Anti-Jewish Violence

B’nai B’rith International President Charles O. Kaufman and CEO Daniel S. Mariaschin have issued the following statement:  
Jews in the New York metropolitan region are again grappling with anti-Semitic violence. A machete attack at a Chanukah celebration in Monsey has left at least five hurt. Jews in Brooklyn, New Jersey and now Monsey are under daily threat of violence. We cannot accept as normal the beatings, stabbings, shovings and slurs targeting Jews. Though a suspect in the Monsey attack has been arrested, this cannot be the end of the story.

There must be an unequivocal condemnation of this across the spectrum — from political and religious leaders. We also call on the media to give this epidemic more extensive coverage than it has.

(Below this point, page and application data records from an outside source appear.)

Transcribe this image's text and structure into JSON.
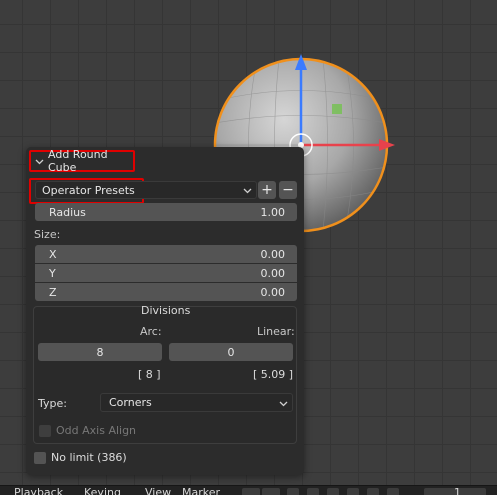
{
  "panel": {
    "title": "Add Round Cube",
    "presets_label": "Operator Presets",
    "add_preset": "+",
    "remove_preset": "−",
    "radius": {
      "label": "Radius",
      "value": "1.00"
    },
    "size_label": "Size:",
    "size": [
      {
        "label": "X",
        "value": "0.00"
      },
      {
        "label": "Y",
        "value": "0.00"
      },
      {
        "label": "Z",
        "value": "0.00"
      }
    ],
    "divisions": {
      "title": "Divisions",
      "arc_label": "Arc:",
      "linear_label": "Linear:",
      "arc_value": "8",
      "linear_value": "0",
      "arc_computed": "[ 8 ]",
      "linear_computed": "[ 5.09 ]",
      "type_label": "Type:",
      "type_value": "Corners",
      "odd_axis_label": "Odd Axis Align"
    },
    "no_limit_label": "No limit (386)"
  },
  "timeline": {
    "items": [
      "Playback",
      "Keying",
      "View",
      "Marker"
    ],
    "frame": "1"
  },
  "colors": {
    "selection_outline": "#f0901c",
    "axis_x": "#e8424c",
    "axis_z": "#3a7bff",
    "highlight_box": "#e00000",
    "panel_bg": "#2c2c2c",
    "field_bg": "#545454"
  },
  "icons": {
    "collapse": "chevron-down-icon",
    "dropdown": "chevron-down-icon",
    "transport": [
      "jump-start-icon",
      "prev-keyframe-icon",
      "play-reverse-icon",
      "play-icon",
      "next-keyframe-icon",
      "jump-end-icon"
    ]
  }
}
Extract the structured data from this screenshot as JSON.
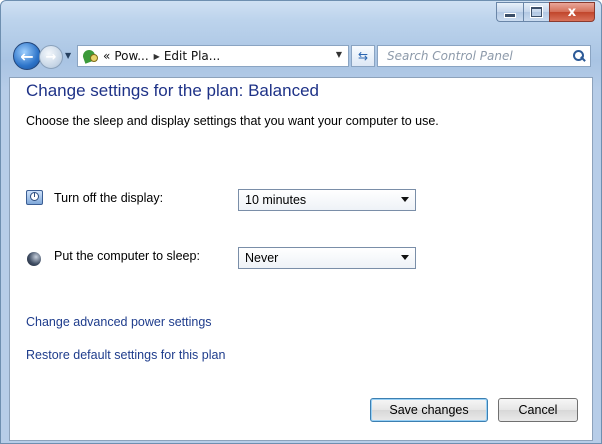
{
  "window": {
    "caption": {
      "minimize": "minimize",
      "maximize": "maximize",
      "close": "x"
    }
  },
  "nav": {
    "back_icon": "back-arrow",
    "forward_icon": "forward-arrow",
    "breadcrumb": {
      "overflow": "«",
      "items": [
        "Pow...",
        "Edit Pla..."
      ]
    },
    "refresh_icon": "refresh-arrows",
    "search": {
      "placeholder": "Search Control Panel",
      "icon": "search-icon"
    }
  },
  "content": {
    "title": "Change settings for the plan: Balanced",
    "description": "Choose the sleep and display settings that you want your computer to use.",
    "settings": [
      {
        "label": "Turn off the display:",
        "value": "10 minutes",
        "icon": "display-clock-icon"
      },
      {
        "label": "Put the computer to sleep:",
        "value": "Never",
        "icon": "moon-icon"
      }
    ],
    "links": {
      "advanced": "Change advanced power settings",
      "restore": "Restore default settings for this plan"
    },
    "buttons": {
      "save": "Save changes",
      "cancel": "Cancel"
    }
  },
  "colors": {
    "title": "#1e3287",
    "link": "#1e3c8c",
    "close_button": "#c1452b"
  }
}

B’nai B’rith’s United Nations and Intercommunal Affairs Director David Michaels today joined New York City Mayor Bill de Blasio and civic and religious leaders in pledging a firm response to a wave of anti-Semitism that has reached the largest Jewish population center in the diaspora.

The Jewish community should not be made to feel that what is now a near-daily occurrence of violence is just some phase that will go away on its own. Apathy or disinterest are not acceptable in this climate of hatred.

What we have seen in recent days and weeks has never occurred in this country. Before analogies are made to darker periods in history where this kind of behavior was not addressed – and in fact was encouraged – community leaders, judges and law enforcement must commit to a full range of resources to stop these outbreaks.

We thank the Guardian Angels – an unarmed crime-prevention group – for patrolling the neighborhoods most impacted by these attacks.

Meanwhile, we encourage police to work more proactively to protect the Jewish community. Also, we urge New York leaders to review the parole reform laws in the city, which allow those individuals arrested for hate crimes to be back on the streets almost immediately.